• WHAT YOU ARE ASKED TO DO: Across the whole listing, copy out every line that includes the string "this".

• DATA:
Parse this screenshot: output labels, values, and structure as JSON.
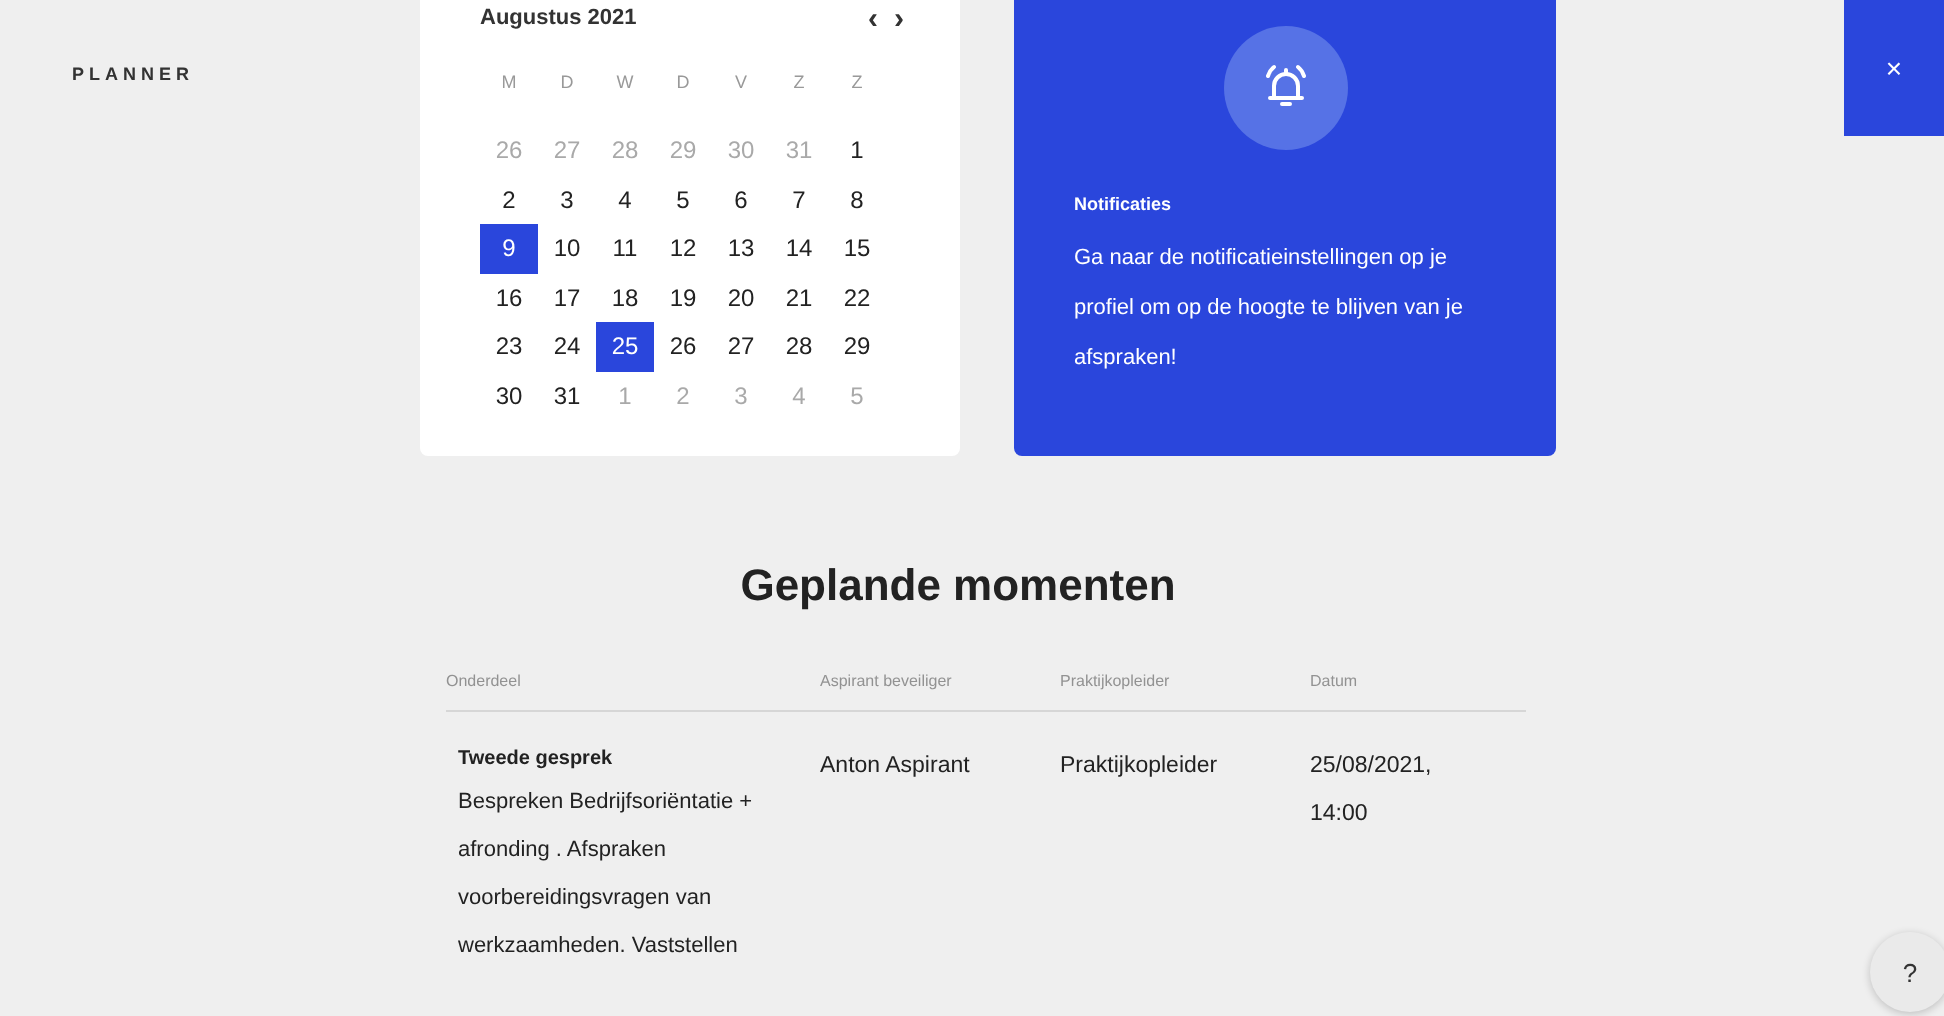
{
  "app_title": "PLANNER",
  "calendar": {
    "month": "Augustus 2021",
    "prev": "‹",
    "next": "›",
    "weekdays": [
      "M",
      "D",
      "W",
      "D",
      "V",
      "Z",
      "Z"
    ],
    "days": [
      {
        "label": "26",
        "muted": true,
        "selected": false
      },
      {
        "label": "27",
        "muted": true,
        "selected": false
      },
      {
        "label": "28",
        "muted": true,
        "selected": false
      },
      {
        "label": "29",
        "muted": true,
        "selected": false
      },
      {
        "label": "30",
        "muted": true,
        "selected": false
      },
      {
        "label": "31",
        "muted": true,
        "selected": false
      },
      {
        "label": "1",
        "muted": false,
        "selected": false
      },
      {
        "label": "2",
        "muted": false,
        "selected": false
      },
      {
        "label": "3",
        "muted": false,
        "selected": false
      },
      {
        "label": "4",
        "muted": false,
        "selected": false
      },
      {
        "label": "5",
        "muted": false,
        "selected": false
      },
      {
        "label": "6",
        "muted": false,
        "selected": false
      },
      {
        "label": "7",
        "muted": false,
        "selected": false
      },
      {
        "label": "8",
        "muted": false,
        "selected": false
      },
      {
        "label": "9",
        "muted": false,
        "selected": true
      },
      {
        "label": "10",
        "muted": false,
        "selected": false
      },
      {
        "label": "11",
        "muted": false,
        "selected": false
      },
      {
        "label": "12",
        "muted": false,
        "selected": false
      },
      {
        "label": "13",
        "muted": false,
        "selected": false
      },
      {
        "label": "14",
        "muted": false,
        "selected": false
      },
      {
        "label": "15",
        "muted": false,
        "selected": false
      },
      {
        "label": "16",
        "muted": false,
        "selected": false
      },
      {
        "label": "17",
        "muted": false,
        "selected": false
      },
      {
        "label": "18",
        "muted": false,
        "selected": false
      },
      {
        "label": "19",
        "muted": false,
        "selected": false
      },
      {
        "label": "20",
        "muted": false,
        "selected": false
      },
      {
        "label": "21",
        "muted": false,
        "selected": false
      },
      {
        "label": "22",
        "muted": false,
        "selected": false
      },
      {
        "label": "23",
        "muted": false,
        "selected": false
      },
      {
        "label": "24",
        "muted": false,
        "selected": false
      },
      {
        "label": "25",
        "muted": false,
        "selected": true
      },
      {
        "label": "26",
        "muted": false,
        "selected": false
      },
      {
        "label": "27",
        "muted": false,
        "selected": false
      },
      {
        "label": "28",
        "muted": false,
        "selected": false
      },
      {
        "label": "29",
        "muted": false,
        "selected": false
      },
      {
        "label": "30",
        "muted": false,
        "selected": false
      },
      {
        "label": "31",
        "muted": false,
        "selected": false
      },
      {
        "label": "1",
        "muted": true,
        "selected": false
      },
      {
        "label": "2",
        "muted": true,
        "selected": false
      },
      {
        "label": "3",
        "muted": true,
        "selected": false
      },
      {
        "label": "4",
        "muted": true,
        "selected": false
      },
      {
        "label": "5",
        "muted": true,
        "selected": false
      }
    ]
  },
  "notification": {
    "title": "Notificaties",
    "text": "Ga naar de notificatieinstellingen op je profiel om op de hoogte te blijven van je afspraken!"
  },
  "close_button": "×",
  "section_title": "Geplande momenten",
  "table": {
    "columns": [
      "Onderdeel",
      "Aspirant beveiliger",
      "Praktijkopleider",
      "Datum"
    ],
    "rows": [
      {
        "title": "Tweede gesprek",
        "description": "Bespreken Bedrijfsoriëntatie + afronding . Afspraken voorbereidingsvragen van werkzaamheden. Vaststellen",
        "aspirant": "Anton Aspirant",
        "praktijkopleider": "Praktijkopleider",
        "datum": "25/08/2021, 14:00"
      }
    ]
  },
  "help_button": "?"
}
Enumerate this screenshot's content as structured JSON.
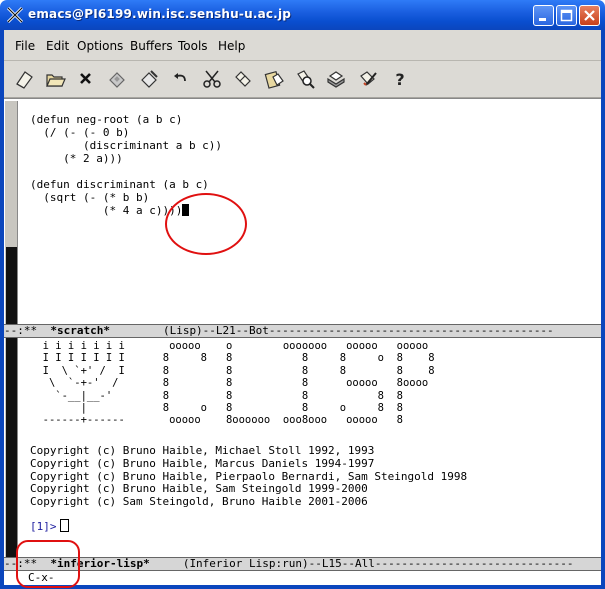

• RESPONSE AREA:
Parse this screenshot: output labels, values, and structure as JSON.
Enumerate this screenshot's content as structured JSON.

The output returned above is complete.